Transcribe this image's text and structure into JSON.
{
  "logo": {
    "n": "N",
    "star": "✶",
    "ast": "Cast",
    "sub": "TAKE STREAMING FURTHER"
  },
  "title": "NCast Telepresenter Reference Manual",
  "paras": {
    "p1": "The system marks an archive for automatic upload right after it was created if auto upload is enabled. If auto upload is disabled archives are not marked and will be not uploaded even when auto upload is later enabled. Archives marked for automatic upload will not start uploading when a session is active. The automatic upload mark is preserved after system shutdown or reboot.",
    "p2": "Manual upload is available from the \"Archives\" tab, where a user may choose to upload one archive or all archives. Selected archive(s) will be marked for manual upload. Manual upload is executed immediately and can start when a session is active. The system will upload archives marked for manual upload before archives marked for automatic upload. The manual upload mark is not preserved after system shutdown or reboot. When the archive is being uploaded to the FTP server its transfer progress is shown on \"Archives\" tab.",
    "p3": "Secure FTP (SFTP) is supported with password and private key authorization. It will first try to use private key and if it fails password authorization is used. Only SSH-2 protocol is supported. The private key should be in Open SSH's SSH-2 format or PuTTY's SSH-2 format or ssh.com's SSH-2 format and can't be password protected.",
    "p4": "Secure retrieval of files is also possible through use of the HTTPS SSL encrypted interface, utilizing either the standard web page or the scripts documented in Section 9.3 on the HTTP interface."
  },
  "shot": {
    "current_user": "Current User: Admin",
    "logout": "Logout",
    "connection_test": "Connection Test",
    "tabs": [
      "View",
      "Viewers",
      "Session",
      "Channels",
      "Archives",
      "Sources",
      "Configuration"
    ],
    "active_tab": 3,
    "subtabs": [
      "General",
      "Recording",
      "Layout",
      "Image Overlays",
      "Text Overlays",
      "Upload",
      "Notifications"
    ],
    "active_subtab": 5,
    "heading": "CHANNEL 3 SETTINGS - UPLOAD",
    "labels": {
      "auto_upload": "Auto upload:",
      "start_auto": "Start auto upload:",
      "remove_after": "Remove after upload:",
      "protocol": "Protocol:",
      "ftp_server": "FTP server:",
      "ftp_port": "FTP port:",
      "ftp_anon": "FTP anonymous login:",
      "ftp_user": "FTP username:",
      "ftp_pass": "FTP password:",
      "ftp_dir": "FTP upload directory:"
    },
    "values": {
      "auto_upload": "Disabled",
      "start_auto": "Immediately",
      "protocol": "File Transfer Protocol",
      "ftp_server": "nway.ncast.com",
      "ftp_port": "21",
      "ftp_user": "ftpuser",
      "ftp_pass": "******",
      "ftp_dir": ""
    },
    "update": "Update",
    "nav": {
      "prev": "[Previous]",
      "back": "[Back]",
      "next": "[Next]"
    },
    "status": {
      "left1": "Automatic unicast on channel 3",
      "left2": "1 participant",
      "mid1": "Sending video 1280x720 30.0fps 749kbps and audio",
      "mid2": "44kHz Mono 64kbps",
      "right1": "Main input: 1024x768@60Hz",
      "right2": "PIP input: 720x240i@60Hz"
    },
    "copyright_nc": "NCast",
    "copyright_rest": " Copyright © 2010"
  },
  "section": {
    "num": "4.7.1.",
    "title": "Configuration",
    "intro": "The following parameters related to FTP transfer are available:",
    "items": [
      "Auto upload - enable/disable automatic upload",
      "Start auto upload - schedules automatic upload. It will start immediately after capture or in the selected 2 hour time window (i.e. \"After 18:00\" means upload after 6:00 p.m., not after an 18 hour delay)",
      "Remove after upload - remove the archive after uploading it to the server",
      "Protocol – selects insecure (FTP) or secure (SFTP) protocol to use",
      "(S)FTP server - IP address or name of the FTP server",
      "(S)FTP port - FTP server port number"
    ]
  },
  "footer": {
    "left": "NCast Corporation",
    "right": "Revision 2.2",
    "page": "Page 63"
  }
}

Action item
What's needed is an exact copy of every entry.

Solution
Transcribe this image's text and structure into JSON.
{
  "logo": {
    "n": "N",
    "star": "✶",
    "ast": "Cast",
    "sub": "TAKE STREAMING FURTHER"
  },
  "title": "NCast Telepresenter Reference Manual",
  "paras": {
    "p1": "The system marks an archive for automatic upload right after it was created if auto upload is enabled. If auto upload is disabled archives are not marked and will be not uploaded even when auto upload is later enabled. Archives marked for automatic upload will not start uploading when a session is active. The automatic upload mark is preserved after system shutdown or reboot.",
    "p2": "Manual upload is available from the \"Archives\" tab, where a user may choose to upload one archive or all archives. Selected archive(s) will be marked for manual upload. Manual upload is executed immediately and can start when a session is active. The system will upload archives marked for manual upload before archives marked for automatic upload. The manual upload mark is not preserved after system shutdown or reboot. When the archive is being uploaded to the FTP server its transfer progress is shown on \"Archives\" tab.",
    "p3": "Secure FTP (SFTP) is supported with password and private key authorization. It will first try to use private key and if it fails password authorization is used. Only SSH-2 protocol is supported. The private key should be in Open SSH's SSH-2 format or PuTTY's SSH-2 format or ssh.com's SSH-2 format and can't be password protected.",
    "p4": "Secure retrieval of files is also possible through use of the HTTPS SSL encrypted interface, utilizing either the standard web page or the scripts documented in Section 9.3 on the HTTP interface."
  },
  "shot": {
    "current_user": "Current User: Admin",
    "logout": "Logout",
    "connection_test": "Connection Test",
    "tabs": [
      "View",
      "Viewers",
      "Session",
      "Channels",
      "Archives",
      "Sources",
      "Configuration"
    ],
    "active_tab": 3,
    "subtabs": [
      "General",
      "Recording",
      "Layout",
      "Image Overlays",
      "Text Overlays",
      "Upload",
      "Notifications"
    ],
    "active_subtab": 5,
    "heading": "CHANNEL 3 SETTINGS - UPLOAD",
    "labels": {
      "auto_upload": "Auto upload:",
      "start_auto": "Start auto upload:",
      "remove_after": "Remove after upload:",
      "protocol": "Protocol:",
      "ftp_server": "FTP server:",
      "ftp_port": "FTP port:",
      "ftp_anon": "FTP anonymous login:",
      "ftp_user": "FTP username:",
      "ftp_pass": "FTP password:",
      "ftp_dir": "FTP upload directory:"
    },
    "values": {
      "auto_upload": "Disabled",
      "start_auto": "Immediately",
      "protocol": "File Transfer Protocol",
      "ftp_server": "nway.ncast.com",
      "ftp_port": "21",
      "ftp_user": "ftpuser",
      "ftp_pass": "******",
      "ftp_dir": ""
    },
    "update": "Update",
    "nav": {
      "prev": "[Previous]",
      "back": "[Back]",
      "next": "[Next]"
    },
    "status": {
      "left1": "Automatic unicast on channel 3",
      "left2": "1 participant",
      "mid1": "Sending video 1280x720 30.0fps 749kbps and audio",
      "mid2": "44kHz Mono 64kbps",
      "right1": "Main input: 1024x768@60Hz",
      "right2": "PIP input: 720x240i@60Hz"
    },
    "copyright_nc": "NCast",
    "copyright_rest": " Copyright © 2010"
  },
  "section": {
    "num": "4.7.1.",
    "title": "Configuration",
    "intro": "The following parameters related to FTP transfer are available:",
    "items": [
      "Auto upload - enable/disable automatic upload",
      "Start auto upload - schedules automatic upload. It will start immediately after capture or in the selected 2 hour time window (i.e. \"After 18:00\" means upload after 6:00 p.m., not after an 18 hour delay)",
      "Remove after upload - remove the archive after uploading it to the server",
      "Protocol – selects insecure (FTP) or secure (SFTP) protocol to use",
      "(S)FTP server - IP address or name of the FTP server",
      "(S)FTP port - FTP server port number"
    ]
  },
  "footer": {
    "left": "NCast Corporation",
    "right": "Revision 2.2",
    "page": "Page 63"
  }
}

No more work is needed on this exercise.